The FT has reported that, speaking at the Inclusive Capitalism Conference yesterday, Larry Summers, former US Treasury Secretary and Chair of Obama’s National Economic Council, suggested that “robots are already stealing our jobs”.
Yet listening to Summers’ speech, and even just the excerpts quoted in the FT), Summers puts the spotlight on skills:
“It is already happening, that we are seeing less and less opportunity for what average people – people lacking in certain skills – are going to be able to do.
“It is not true that innovation always makes more employment … There is nothing in the logic of the market or human experience to suggest that it must necessarily be so that there will be jobs for all at acceptable wages, no matter how technology evolves.”
Summers’ comments are very similar to Piketty’s view, which places the onus on the supply of skills, not technology:
“This leads to the idea of a race between education and technology: if the supply of skills does not increase at the same pace as the needs of technology, then groups whose training is not sufficiently advanced will earn less and be relegated to devalued lines of work, and inequality with respect to labour will increase.”

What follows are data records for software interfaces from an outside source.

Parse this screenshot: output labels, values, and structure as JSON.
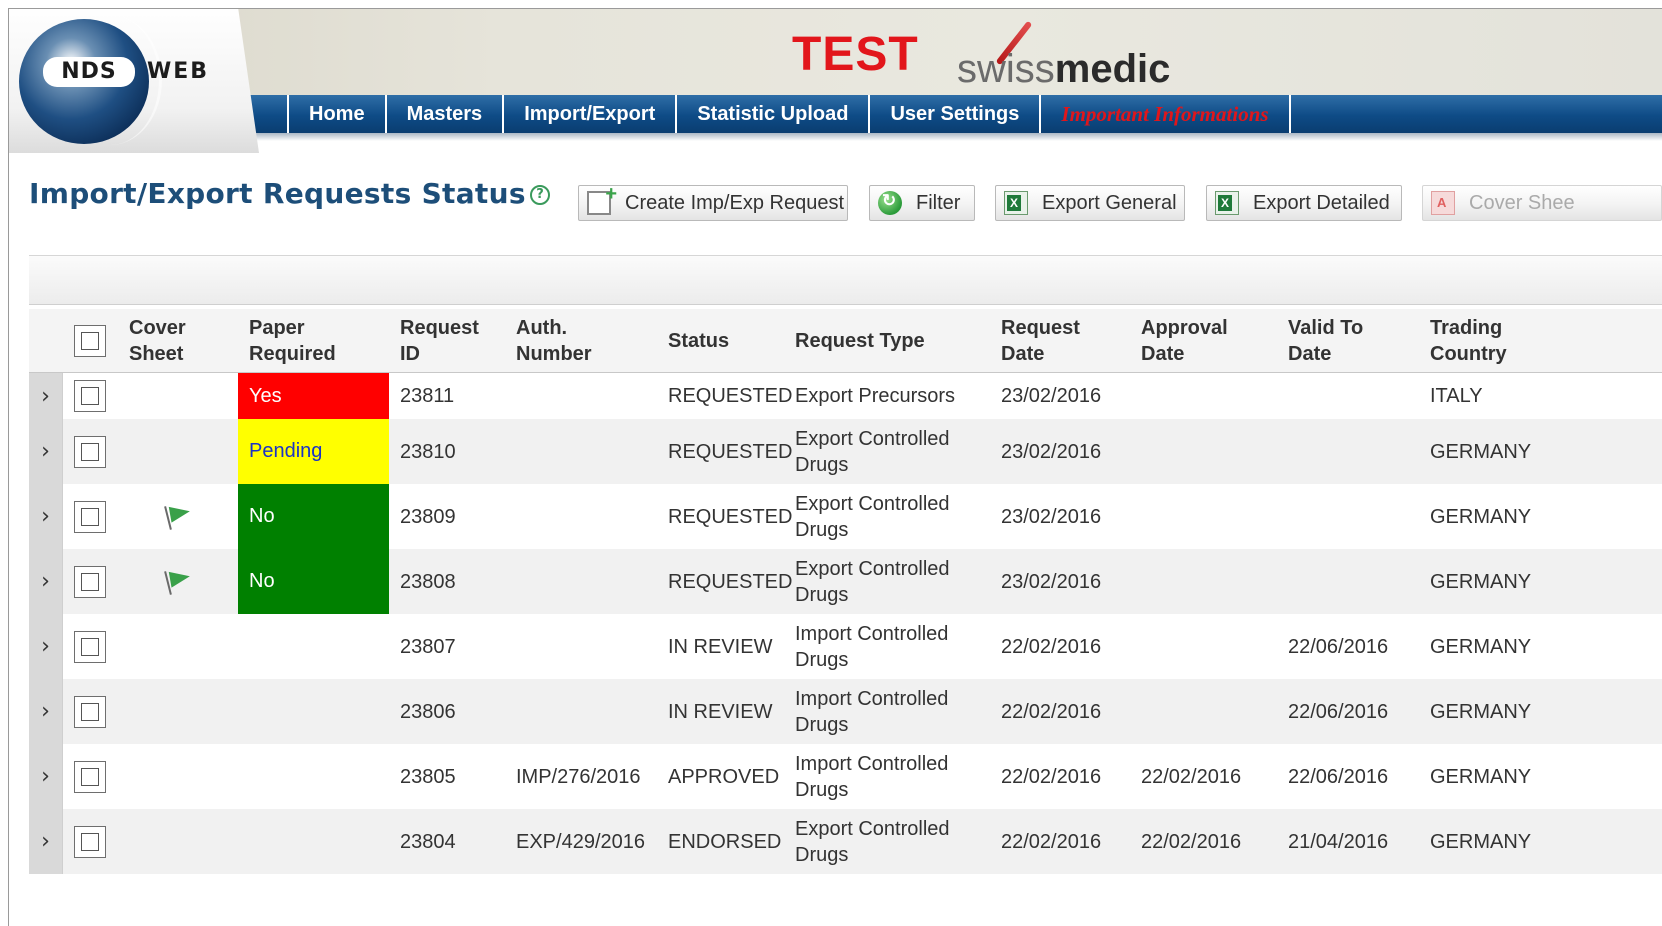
{
  "app": {
    "logo_nds": "NDS",
    "logo_web": "WEB",
    "environment": "TEST",
    "brand_light": "swiss",
    "brand_bold": "medic"
  },
  "nav": {
    "items": [
      {
        "label": "Home"
      },
      {
        "label": "Masters"
      },
      {
        "label": "Import/Export"
      },
      {
        "label": "Statistic Upload"
      },
      {
        "label": "User Settings"
      },
      {
        "label": "Important Informations"
      }
    ]
  },
  "page": {
    "title": "Import/Export Requests Status",
    "help_icon": "question-circle-icon"
  },
  "toolbar": {
    "create_label": "Create Imp/Exp Request",
    "filter_label": "Filter",
    "export_general_label": "Export General",
    "export_detailed_label": "Export Detailed",
    "cover_sheet_label": "Cover Shee"
  },
  "grid": {
    "headers": {
      "cover_1": "Cover",
      "cover_2": "Sheet",
      "paper_1": "Paper",
      "paper_2": "Required",
      "reqid_1": "Request",
      "reqid_2": "ID",
      "auth_1": "Auth.",
      "auth_2": "Number",
      "status": "Status",
      "type": "Request Type",
      "reqdate_1": "Request",
      "reqdate_2": "Date",
      "appdate_1": "Approval",
      "appdate_2": "Date",
      "valid_1": "Valid To",
      "valid_2": "Date",
      "country_1": "Trading",
      "country_2": "Country"
    },
    "rows": [
      {
        "cover_flag": false,
        "paper": "Yes",
        "paper_color": "#ff0000",
        "paper_text_color": "#ffffff",
        "request_id": "23811",
        "auth": "",
        "status": "REQUESTED",
        "type_1": "Export Precursors",
        "type_2": "",
        "request_date": "23/02/2016",
        "approval_date": "",
        "valid_to": "",
        "country": "ITALY"
      },
      {
        "cover_flag": false,
        "paper": "Pending",
        "paper_color": "#ffff00",
        "paper_text_color": "#1a33c8",
        "request_id": "23810",
        "auth": "",
        "status": "REQUESTED",
        "type_1": "Export Controlled",
        "type_2": "Drugs",
        "request_date": "23/02/2016",
        "approval_date": "",
        "valid_to": "",
        "country": "GERMANY"
      },
      {
        "cover_flag": true,
        "paper": "No",
        "paper_color": "#008000",
        "paper_text_color": "#ffffff",
        "request_id": "23809",
        "auth": "",
        "status": "REQUESTED",
        "type_1": "Export Controlled",
        "type_2": "Drugs",
        "request_date": "23/02/2016",
        "approval_date": "",
        "valid_to": "",
        "country": "GERMANY"
      },
      {
        "cover_flag": true,
        "paper": "No",
        "paper_color": "#008000",
        "paper_text_color": "#ffffff",
        "request_id": "23808",
        "auth": "",
        "status": "REQUESTED",
        "type_1": "Export Controlled",
        "type_2": "Drugs",
        "request_date": "23/02/2016",
        "approval_date": "",
        "valid_to": "",
        "country": "GERMANY"
      },
      {
        "cover_flag": false,
        "paper": "",
        "paper_color": "",
        "paper_text_color": "",
        "request_id": "23807",
        "auth": "",
        "status": "IN REVIEW",
        "type_1": "Import Controlled",
        "type_2": "Drugs",
        "request_date": "22/02/2016",
        "approval_date": "",
        "valid_to": "22/06/2016",
        "country": "GERMANY"
      },
      {
        "cover_flag": false,
        "paper": "",
        "paper_color": "",
        "paper_text_color": "",
        "request_id": "23806",
        "auth": "",
        "status": "IN REVIEW",
        "type_1": "Import Controlled",
        "type_2": "Drugs",
        "request_date": "22/02/2016",
        "approval_date": "",
        "valid_to": "22/06/2016",
        "country": "GERMANY"
      },
      {
        "cover_flag": false,
        "paper": "",
        "paper_color": "",
        "paper_text_color": "",
        "request_id": "23805",
        "auth": "IMP/276/2016",
        "status": "APPROVED",
        "type_1": "Import Controlled",
        "type_2": "Drugs",
        "request_date": "22/02/2016",
        "approval_date": "22/02/2016",
        "valid_to": "22/06/2016",
        "country": "GERMANY"
      },
      {
        "cover_flag": false,
        "paper": "",
        "paper_color": "",
        "paper_text_color": "",
        "request_id": "23804",
        "auth": "EXP/429/2016",
        "status": "ENDORSED",
        "type_1": "Export Controlled",
        "type_2": "Drugs",
        "request_date": "22/02/2016",
        "approval_date": "22/02/2016",
        "valid_to": "21/04/2016",
        "country": "GERMANY"
      }
    ]
  }
}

When it comes to technology, we’re quite used to talking about the ‘useful economic life’ of a bit of kit. The original iPod might still work, but smart phones (never mind smart homes) have sent it the way of the old Walkman: they are functionally operational, but provide relatively little value in everyday life.
We need to think about skills in the same way: a variety of factors – including shifts in consumer tastes, changing business models and new technologies – can limit the useful economic life of skills (and so the shelf life of a particular job).
The rate of depreciation of skills is likely to be increasing (again as consumer tastes, technology and business models advance) with more jobs and skill-sets becoming obsolete more quickly.
Think about driverless taxis. Eventually, they’ll replace regular taxis, but not until long-after the technology is proven and made cost-effective: only when potential passengers get over the fact the car doesn’t have a driver. It’s not just technology that determines when a taxi driver’s job becomes obsolete.
So what do Summers and Piketty say is the solution to skills not keeping pace with technology? Piketty turns to the educational system:
“In order to avoid this, the educational system must increase its supply of new types of training and its output of new skills at a sufficiently rapid pace. If equality is to decrease, moreover, the supply of new skills must increase even more rapidly, especially for the least well educated.”
And on this point, Summers agrees, pointing to education (and public investment to address the US’ underinvestment in infrastructure) to ensure everyone has the skills and abilities to benefit from changes in technology:
“Part of the answer surely lies in education, part surely lies in … public investments … part of the answer lies in channelling technological change so it reinforces the abilities of all, not just levers the abilities of those who are most able.
“That is going to be the largest challenge for capitalism going forward. And the first step is to recognise it.”
Which is why, at a very instinctual and intellectual level, I’m wary of policies like Basic or Universal Income: it feels like giving up on the skills system (and in fact, Paul Krugman and Martin Wolf raise doubts about education and skills being the answer. Wolf goes as far to suggest a Citizens’ Income could be a solution.)[Note: I’m not against BI/UI, I just don’t think ‘robots stealing jobs’ is a sufficient enough argument]
So repeat after me (and Summers and Piketty): Robots are not stealing jobs. Never have. Never will.
The increasing depreciation rate for skills on the other hand…it’s stealing jobs everyday.